Cheers,
Bart
Logged
== If you do what you did, you'll get what you got. ==

Fine_Art

  • Sr. Member
  • ****
  • Offline Offline
  • Posts: 1172
Re: A short article illustrating perspective
« Reply #6 on: February 04, 2012, 09:25:28 pm »

Hi,

Perspective (the viewpoint kind), and perceived perspective (the effect from viewing the output) seem quite adequate, to me anyway.

Cheers,
Bart

To me the viewpoint kind yields the depth perception as a byproduct so it contains more information. Using it as a descriptor of depth ie magnification to imply depth, yields less information.
Logged

mediumcool

  • Sr. Member
  • ****
  • Offline Offline
  • Posts: 770
Re: A short article illustrating perspective
« Reply #7 on: February 05, 2012, 02:42:54 am »

Lets be clear on 2 points that get muddled in the common use of the word perspective.
Some people use perspective to refer to the illusory depth in the flat image. "The painting has strong use of perspective."
Some people use perspective to refer to the point of view. "The perspective of the image was as if from a bird soaring over the landscape."

The word is abused. It's better to use others that convey what you really wish to communicate.

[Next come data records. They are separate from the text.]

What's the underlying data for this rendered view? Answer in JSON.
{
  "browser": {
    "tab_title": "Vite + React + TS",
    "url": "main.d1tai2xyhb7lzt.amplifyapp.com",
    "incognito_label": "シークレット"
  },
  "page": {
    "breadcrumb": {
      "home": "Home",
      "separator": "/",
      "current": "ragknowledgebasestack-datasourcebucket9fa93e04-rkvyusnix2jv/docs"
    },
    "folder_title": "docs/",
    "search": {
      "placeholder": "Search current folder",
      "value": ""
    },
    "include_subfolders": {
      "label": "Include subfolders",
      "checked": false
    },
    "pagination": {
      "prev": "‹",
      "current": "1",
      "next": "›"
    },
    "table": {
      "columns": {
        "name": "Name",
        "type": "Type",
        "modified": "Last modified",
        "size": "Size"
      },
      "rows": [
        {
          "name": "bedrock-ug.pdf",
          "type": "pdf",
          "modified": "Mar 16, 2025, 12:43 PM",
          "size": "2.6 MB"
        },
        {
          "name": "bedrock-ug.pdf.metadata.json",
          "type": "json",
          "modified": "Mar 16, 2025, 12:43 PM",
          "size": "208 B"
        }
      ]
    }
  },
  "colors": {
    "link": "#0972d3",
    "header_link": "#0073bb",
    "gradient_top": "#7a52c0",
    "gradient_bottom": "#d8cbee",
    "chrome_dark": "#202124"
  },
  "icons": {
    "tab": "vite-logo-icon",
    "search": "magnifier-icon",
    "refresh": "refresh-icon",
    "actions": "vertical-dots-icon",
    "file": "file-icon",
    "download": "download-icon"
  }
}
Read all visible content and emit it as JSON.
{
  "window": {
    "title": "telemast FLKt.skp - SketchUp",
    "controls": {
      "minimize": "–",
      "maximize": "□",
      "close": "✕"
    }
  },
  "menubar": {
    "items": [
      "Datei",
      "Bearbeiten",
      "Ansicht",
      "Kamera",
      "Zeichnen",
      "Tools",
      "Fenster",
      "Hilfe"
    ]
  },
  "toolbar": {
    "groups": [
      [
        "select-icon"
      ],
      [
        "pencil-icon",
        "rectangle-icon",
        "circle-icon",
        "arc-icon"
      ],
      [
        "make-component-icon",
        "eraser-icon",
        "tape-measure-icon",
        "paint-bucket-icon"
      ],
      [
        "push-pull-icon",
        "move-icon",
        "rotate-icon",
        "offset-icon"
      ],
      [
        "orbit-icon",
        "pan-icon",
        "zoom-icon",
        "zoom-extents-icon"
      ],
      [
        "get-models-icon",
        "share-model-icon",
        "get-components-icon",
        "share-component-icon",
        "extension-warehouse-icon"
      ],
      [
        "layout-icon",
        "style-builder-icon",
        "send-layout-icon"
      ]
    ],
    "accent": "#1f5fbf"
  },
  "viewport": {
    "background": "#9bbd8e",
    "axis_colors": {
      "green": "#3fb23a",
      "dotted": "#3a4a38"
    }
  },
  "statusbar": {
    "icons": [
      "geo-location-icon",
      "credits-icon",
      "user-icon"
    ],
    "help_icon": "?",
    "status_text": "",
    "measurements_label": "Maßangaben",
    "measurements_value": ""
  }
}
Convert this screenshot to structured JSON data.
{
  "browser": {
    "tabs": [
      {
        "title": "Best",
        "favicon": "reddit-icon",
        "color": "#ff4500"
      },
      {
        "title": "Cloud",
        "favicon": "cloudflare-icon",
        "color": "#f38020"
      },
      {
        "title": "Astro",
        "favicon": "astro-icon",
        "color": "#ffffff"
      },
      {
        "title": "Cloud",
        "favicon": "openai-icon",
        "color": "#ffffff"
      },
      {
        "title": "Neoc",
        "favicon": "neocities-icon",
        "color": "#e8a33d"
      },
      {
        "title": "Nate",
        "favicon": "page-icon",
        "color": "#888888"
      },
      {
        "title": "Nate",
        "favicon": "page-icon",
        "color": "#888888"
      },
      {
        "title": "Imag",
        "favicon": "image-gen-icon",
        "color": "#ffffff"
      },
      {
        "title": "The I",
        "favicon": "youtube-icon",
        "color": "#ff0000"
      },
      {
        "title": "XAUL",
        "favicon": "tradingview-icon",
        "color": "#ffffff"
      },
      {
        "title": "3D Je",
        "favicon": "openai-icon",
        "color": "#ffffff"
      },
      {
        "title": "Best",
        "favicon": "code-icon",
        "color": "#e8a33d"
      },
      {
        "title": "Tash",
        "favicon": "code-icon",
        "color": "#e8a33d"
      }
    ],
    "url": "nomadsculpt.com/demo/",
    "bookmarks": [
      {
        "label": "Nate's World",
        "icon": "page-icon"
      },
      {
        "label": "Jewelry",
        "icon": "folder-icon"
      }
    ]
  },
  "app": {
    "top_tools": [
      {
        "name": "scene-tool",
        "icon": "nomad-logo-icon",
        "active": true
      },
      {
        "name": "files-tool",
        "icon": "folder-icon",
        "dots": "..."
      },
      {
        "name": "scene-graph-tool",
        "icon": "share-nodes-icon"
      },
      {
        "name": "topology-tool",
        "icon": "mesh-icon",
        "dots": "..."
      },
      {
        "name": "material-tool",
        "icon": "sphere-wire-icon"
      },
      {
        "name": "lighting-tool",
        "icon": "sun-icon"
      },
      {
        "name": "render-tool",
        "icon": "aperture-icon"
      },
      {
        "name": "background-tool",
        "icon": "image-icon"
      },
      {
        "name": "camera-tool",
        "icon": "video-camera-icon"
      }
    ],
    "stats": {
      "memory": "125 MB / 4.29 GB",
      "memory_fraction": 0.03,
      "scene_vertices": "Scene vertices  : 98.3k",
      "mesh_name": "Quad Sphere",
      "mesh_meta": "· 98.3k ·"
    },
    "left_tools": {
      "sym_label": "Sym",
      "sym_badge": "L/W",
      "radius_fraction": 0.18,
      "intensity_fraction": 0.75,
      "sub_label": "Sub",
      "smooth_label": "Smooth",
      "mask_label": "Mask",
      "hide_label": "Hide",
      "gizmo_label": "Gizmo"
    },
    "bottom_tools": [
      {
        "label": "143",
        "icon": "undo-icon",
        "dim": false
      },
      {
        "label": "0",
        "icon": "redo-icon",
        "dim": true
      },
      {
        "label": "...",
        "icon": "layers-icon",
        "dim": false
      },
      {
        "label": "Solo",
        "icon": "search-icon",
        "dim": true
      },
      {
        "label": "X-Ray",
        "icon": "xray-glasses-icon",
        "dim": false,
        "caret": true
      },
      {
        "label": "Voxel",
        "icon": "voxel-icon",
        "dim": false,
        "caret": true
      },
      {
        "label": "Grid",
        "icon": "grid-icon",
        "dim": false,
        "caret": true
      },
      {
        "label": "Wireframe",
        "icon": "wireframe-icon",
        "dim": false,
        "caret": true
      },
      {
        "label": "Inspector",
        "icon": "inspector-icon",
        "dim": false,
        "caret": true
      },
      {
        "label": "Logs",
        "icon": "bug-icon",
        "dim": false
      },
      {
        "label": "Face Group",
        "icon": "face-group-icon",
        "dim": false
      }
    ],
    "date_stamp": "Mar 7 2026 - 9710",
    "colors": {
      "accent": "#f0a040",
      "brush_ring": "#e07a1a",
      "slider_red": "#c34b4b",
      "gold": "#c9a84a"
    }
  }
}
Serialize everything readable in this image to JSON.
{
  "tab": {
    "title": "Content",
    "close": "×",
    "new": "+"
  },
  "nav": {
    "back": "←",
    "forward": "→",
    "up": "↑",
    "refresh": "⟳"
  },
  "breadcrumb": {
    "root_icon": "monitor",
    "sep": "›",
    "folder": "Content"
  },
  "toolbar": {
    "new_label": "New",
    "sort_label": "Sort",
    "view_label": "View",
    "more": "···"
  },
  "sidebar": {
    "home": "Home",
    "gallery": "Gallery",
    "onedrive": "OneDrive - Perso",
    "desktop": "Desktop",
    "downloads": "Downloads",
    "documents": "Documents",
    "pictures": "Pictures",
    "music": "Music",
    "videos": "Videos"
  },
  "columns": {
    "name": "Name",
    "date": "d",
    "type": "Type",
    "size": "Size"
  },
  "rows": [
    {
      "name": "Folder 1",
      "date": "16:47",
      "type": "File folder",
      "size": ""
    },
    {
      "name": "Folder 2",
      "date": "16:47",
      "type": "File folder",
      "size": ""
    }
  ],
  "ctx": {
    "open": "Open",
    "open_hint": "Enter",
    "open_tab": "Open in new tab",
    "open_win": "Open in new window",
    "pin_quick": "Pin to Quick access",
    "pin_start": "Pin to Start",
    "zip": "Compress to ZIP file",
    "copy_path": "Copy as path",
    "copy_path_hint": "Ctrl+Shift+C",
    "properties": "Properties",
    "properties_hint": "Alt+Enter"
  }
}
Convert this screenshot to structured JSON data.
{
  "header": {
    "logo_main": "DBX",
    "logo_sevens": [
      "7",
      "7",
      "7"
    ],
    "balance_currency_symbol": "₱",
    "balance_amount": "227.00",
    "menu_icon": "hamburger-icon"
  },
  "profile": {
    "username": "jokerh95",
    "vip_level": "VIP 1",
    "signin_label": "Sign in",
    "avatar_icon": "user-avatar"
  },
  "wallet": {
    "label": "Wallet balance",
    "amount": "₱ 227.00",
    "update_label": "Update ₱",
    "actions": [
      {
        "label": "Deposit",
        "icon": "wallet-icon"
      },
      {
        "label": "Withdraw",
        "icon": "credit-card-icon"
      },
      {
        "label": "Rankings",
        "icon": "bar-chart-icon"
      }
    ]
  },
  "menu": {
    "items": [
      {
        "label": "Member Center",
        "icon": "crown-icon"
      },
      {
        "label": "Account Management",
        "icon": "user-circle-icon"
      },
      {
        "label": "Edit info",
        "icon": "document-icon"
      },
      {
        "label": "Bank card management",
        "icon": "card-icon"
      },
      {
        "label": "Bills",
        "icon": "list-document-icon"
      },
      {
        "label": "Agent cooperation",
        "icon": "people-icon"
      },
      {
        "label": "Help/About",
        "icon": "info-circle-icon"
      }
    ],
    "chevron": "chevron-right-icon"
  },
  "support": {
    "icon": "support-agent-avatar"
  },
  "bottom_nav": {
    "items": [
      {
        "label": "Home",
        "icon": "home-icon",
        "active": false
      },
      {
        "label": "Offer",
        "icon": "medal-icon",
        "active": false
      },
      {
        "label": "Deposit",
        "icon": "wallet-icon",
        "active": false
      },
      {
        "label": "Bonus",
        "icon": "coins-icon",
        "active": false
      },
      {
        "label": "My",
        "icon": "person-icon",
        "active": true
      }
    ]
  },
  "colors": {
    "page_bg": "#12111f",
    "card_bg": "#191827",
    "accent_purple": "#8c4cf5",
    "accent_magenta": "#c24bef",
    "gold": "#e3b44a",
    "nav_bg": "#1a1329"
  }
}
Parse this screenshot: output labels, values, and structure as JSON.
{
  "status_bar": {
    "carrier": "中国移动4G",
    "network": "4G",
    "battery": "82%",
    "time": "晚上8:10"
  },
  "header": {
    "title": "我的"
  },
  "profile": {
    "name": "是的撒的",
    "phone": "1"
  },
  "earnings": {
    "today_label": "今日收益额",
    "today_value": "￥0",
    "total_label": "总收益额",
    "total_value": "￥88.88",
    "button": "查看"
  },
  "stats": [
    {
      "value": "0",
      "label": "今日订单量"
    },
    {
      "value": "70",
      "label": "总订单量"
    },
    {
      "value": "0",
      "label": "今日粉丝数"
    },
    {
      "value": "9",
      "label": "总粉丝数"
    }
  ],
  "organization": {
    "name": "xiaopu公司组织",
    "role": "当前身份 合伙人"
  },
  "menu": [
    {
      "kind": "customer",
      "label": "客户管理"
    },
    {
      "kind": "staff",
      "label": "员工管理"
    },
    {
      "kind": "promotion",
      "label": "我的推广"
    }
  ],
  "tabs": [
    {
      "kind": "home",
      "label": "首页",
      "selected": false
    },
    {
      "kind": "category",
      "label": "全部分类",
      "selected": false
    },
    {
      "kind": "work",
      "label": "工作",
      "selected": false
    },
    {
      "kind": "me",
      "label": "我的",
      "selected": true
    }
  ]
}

++1
Logged
FaceBook facebook.com/ian.goss.39   www.mlkshk.com/user/mediumcool
Pages: [1]   Go Up